Older and more deeply eroded, the Western Cascades are a range of volcanoes lying west of and merging with the High Cascades. They consist of partly altered volcanic rock from vents in both volcanic provinces, including varied lavas and ash tuffs ranging in age from 0 to 40 million years. As the Cascades rose, the Rogue maintained its flow to the ocean by down-cutting, which created steep narrow gorges and rapids in many places. Bear Creek, a Rogue tributary that flows south to north, marks the boundary between the Western Cascades to the east and the Klamath Mountains to the west.
Much more ancient than the upstream mountains are the exotic terranes of the Klamath Mountains to the west. Not until plate tectonics separated North America from Europe and North Africa and pushed it westward did the continent acquire, bit by bit, what became the Pacific Northwest, including Oregon. The Klamath Mountains consist of multiple terranes—former volcanic islands and coral reefs and bits of subduction zones, mantle, and seafloor—that merged offshore over vast stretches of time before colliding with North America as a single block about 150 to 130 million years ago. Much of the Rogue River watershed, including the Rogue River canyon, the Kalmiopsis Wilderness, the Illinois River basin, and Mount Ashland, are composed of exotic terranes.

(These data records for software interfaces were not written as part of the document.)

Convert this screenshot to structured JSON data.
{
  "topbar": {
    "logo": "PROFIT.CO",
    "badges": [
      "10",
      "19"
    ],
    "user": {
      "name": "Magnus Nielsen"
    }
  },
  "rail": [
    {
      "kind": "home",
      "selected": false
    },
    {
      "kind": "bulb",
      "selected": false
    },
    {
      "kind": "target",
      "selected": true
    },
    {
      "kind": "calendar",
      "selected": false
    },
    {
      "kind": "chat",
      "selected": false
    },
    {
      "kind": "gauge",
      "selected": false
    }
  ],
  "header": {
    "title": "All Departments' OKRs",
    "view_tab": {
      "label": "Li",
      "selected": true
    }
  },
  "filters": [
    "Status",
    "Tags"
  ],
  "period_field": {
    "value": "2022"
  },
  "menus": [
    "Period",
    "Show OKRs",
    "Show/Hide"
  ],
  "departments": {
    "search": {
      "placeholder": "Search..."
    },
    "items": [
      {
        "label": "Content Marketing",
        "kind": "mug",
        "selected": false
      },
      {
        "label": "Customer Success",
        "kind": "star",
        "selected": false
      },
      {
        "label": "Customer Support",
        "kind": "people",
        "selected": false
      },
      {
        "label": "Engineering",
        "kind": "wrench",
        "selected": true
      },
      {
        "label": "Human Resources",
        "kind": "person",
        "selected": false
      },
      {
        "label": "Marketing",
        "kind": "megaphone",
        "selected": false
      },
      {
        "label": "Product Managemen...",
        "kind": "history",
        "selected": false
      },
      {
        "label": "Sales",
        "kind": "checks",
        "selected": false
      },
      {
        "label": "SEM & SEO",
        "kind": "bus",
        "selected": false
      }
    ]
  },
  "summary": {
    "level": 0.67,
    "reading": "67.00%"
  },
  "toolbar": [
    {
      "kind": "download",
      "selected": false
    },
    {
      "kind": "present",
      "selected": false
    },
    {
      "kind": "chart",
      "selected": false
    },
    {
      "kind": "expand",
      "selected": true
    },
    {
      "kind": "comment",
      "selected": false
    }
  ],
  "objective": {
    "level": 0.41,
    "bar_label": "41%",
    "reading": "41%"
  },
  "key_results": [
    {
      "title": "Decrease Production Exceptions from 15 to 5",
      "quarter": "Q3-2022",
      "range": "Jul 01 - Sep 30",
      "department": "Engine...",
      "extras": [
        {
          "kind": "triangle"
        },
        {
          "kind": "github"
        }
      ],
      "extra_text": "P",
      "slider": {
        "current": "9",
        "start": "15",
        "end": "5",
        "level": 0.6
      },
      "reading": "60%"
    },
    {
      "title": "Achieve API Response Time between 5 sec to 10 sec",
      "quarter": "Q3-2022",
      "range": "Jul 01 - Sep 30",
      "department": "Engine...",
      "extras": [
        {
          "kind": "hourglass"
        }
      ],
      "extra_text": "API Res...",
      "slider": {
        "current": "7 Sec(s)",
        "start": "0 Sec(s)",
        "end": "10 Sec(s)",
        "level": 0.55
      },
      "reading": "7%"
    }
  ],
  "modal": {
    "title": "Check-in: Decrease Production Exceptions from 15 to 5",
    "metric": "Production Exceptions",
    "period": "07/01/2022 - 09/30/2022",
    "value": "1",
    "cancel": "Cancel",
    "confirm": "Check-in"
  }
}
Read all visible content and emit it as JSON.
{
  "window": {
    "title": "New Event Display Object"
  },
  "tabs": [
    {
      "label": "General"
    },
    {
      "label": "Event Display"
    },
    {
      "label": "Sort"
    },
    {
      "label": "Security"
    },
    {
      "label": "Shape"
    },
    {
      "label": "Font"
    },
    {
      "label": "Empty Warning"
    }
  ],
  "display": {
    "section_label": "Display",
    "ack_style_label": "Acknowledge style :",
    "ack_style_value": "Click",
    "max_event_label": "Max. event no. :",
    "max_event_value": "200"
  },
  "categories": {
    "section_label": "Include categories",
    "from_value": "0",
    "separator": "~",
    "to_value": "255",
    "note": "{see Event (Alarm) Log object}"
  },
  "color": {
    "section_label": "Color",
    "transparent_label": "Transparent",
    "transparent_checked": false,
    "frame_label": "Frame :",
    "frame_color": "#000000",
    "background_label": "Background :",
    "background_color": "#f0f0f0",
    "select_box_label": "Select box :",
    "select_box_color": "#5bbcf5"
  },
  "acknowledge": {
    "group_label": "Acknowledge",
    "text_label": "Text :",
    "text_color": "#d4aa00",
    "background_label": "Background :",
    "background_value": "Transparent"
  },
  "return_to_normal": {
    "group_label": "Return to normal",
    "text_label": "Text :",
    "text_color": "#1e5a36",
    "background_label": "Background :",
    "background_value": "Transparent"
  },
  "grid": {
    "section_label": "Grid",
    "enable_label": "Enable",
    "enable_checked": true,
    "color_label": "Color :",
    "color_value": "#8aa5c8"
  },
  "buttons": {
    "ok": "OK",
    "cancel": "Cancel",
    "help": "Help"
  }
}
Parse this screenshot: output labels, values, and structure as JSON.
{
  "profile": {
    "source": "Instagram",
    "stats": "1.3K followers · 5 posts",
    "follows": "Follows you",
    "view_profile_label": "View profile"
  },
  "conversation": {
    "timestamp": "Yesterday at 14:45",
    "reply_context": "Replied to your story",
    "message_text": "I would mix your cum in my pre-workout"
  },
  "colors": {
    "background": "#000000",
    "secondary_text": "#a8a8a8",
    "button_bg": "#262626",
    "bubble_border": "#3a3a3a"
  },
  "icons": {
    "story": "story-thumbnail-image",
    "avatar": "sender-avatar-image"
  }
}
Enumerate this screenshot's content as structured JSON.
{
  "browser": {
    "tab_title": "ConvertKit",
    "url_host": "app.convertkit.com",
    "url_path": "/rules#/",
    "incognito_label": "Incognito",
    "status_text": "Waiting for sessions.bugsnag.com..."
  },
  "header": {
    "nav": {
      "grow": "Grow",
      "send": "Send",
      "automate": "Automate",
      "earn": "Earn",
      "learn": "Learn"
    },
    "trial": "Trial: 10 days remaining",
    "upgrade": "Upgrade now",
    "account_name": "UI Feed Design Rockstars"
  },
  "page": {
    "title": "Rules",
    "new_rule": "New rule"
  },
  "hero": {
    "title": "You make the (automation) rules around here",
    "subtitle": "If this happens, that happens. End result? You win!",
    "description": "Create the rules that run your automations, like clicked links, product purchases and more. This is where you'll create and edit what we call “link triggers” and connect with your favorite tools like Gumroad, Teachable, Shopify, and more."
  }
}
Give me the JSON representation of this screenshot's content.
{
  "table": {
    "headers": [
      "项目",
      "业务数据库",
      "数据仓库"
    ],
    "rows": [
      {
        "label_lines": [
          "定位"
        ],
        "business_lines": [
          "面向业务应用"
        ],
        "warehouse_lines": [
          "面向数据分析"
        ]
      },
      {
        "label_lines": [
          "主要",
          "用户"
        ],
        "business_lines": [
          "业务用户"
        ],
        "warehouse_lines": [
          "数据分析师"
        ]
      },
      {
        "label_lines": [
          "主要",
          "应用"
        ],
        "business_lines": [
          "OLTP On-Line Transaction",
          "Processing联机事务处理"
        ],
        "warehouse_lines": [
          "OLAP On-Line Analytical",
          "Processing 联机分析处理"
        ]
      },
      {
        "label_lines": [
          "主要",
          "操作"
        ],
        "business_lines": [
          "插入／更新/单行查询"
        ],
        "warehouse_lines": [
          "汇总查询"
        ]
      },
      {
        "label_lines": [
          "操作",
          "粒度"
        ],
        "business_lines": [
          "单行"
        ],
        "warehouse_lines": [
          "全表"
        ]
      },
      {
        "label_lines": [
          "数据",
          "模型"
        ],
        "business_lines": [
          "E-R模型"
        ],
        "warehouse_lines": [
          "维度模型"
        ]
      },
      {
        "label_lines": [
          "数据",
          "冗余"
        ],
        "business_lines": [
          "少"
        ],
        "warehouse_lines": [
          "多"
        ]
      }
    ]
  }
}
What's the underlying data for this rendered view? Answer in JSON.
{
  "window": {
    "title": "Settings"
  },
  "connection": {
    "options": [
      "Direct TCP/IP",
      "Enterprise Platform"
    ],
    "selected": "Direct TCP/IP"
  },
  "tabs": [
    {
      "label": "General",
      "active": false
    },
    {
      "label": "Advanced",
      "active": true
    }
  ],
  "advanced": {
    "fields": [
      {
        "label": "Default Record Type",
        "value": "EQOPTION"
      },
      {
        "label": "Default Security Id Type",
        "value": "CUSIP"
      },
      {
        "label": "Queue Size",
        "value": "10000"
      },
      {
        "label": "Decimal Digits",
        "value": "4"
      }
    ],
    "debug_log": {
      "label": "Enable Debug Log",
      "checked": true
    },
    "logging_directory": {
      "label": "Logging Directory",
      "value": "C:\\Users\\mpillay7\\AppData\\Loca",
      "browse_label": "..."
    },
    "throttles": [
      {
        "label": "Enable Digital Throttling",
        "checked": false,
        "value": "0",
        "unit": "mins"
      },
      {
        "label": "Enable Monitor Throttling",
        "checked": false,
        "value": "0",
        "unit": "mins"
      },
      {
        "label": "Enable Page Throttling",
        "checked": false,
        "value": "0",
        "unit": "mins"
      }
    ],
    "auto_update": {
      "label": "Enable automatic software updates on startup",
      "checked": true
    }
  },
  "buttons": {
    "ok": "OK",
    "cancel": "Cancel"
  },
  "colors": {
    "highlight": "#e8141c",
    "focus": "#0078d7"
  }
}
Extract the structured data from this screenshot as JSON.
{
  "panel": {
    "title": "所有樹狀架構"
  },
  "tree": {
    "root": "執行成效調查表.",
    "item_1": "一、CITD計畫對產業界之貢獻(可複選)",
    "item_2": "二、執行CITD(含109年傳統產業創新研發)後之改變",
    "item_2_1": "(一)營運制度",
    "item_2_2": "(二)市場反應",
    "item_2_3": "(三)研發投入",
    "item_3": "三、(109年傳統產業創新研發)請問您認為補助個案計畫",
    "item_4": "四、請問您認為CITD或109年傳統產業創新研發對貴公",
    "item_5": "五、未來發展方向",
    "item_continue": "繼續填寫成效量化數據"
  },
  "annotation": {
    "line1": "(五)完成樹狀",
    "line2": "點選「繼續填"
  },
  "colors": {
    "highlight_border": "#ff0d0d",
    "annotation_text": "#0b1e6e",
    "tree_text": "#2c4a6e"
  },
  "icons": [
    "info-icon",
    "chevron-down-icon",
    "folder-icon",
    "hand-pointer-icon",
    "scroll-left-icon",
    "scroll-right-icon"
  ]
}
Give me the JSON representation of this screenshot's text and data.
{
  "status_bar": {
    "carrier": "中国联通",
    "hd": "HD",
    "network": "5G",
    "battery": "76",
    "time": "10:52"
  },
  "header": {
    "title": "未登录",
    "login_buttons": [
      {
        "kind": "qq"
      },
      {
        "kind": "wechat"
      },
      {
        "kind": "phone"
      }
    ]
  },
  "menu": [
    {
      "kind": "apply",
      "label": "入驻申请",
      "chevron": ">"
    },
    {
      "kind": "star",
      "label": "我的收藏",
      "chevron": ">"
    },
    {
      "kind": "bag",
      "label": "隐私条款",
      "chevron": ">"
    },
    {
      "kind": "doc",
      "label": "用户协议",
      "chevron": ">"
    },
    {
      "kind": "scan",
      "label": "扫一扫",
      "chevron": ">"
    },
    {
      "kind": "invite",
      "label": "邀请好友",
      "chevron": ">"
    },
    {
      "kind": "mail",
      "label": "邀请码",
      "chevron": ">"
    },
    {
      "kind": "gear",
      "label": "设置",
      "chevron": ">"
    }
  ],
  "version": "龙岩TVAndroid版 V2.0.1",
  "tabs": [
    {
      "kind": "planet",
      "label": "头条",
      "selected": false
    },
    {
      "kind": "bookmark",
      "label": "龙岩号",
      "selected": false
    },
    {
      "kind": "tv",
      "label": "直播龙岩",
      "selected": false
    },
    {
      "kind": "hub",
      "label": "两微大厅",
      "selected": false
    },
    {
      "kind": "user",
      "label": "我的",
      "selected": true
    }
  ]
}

Among the oldest rocks in Oregon, some of the formations in these terranes date to the Triassic, nearly 250 million years ago. Between 165 and 170 million years ago, in the Jurassic, faulting consolidated the Klamath terranes offshore during what geologists call the Siskiyou orogeny. This three- to five-million-year episode of intense tectonic activity pushed sedimentary rocks deep enough into the mantle to melt them and then forced them to the surface as granitic plutons. Belts of plutons, which contain gold and other precious metals, run through the Klamaths and include the Ashland pluton, the Grayback batholith east of Oregon Caves National Monument, the Grants Pass pluton, the Gold Hill pluton, the Jacksonville pluton, and others. Miners have worked rich deposits of gold, silver, copper, nickel, and other metals in several districts of the Klamaths. Placer mining in the mid-19th century soon led to lode mining for gold. Aside from a mine in eastern Oregon, the Greenback Mine along Grave Creek, a Rogue tributary, was the most productive gold mine in Oregon.
Serpentine, a rock type found along the Illinois River
In Curry County, the lower Rogue passes through the Galice Formation, metamorphosed shale, and other rocks formed when a small oceanic basin in the merging Klamath terranes was thrust over other Klamath rocks about 155 million years ago. The lowest part of the seafloor of the Josephine Basin, as this ancient sea came to be called, rests on top of the Kalmiopsis Wilderness, where it is known as the Josephine ophiolite. Some of its rocks are peridotite, reddish-brown when exposed to oxygen but very dark green inside. According to geologist Ellen Morris Bishop, "These odd tawny peridotites in the Kalmiopsis Wilderness are among the world’s best examples of rocks that form the mantle." Metamorphosed peridotite appears as serpentine along the west side of the Illinois River. Chemically unsuited for growing plants, widespread serpentinite in the Klamaths supports sparse vegetation in parts of the watershed. The Josephine peridotite was a source of valuable chromium ore, mined in the region between 1917 and 1960.
At the mouth of the Rogue River, along the coast of Curry County, is the Otter Point Formation, a mélange of metamorphosed sedimentary rocks such as shales, sandstones, and chert. Although the rocks formed in the Jurassic, evidence suggests that they faulted north as part of the Gold Beach Terrane after the Klamaths merged with North America. Oregon's only dinosaur fragments, those of a hadrosaur or duck-billed dinosaur, were found here. In the mid-1960s, a geologist also discovered the beak and teeth of an ichthyosaur in the Otter Point Formation. In 2018, a geologist from the University of Oregon found a toe bone of a plant-eating dinosaur near Mitchell in the east-central part of the state where the coast lay 100 million years ago. This discovery has also been billed as the first dinosaur fossil find in Oregon.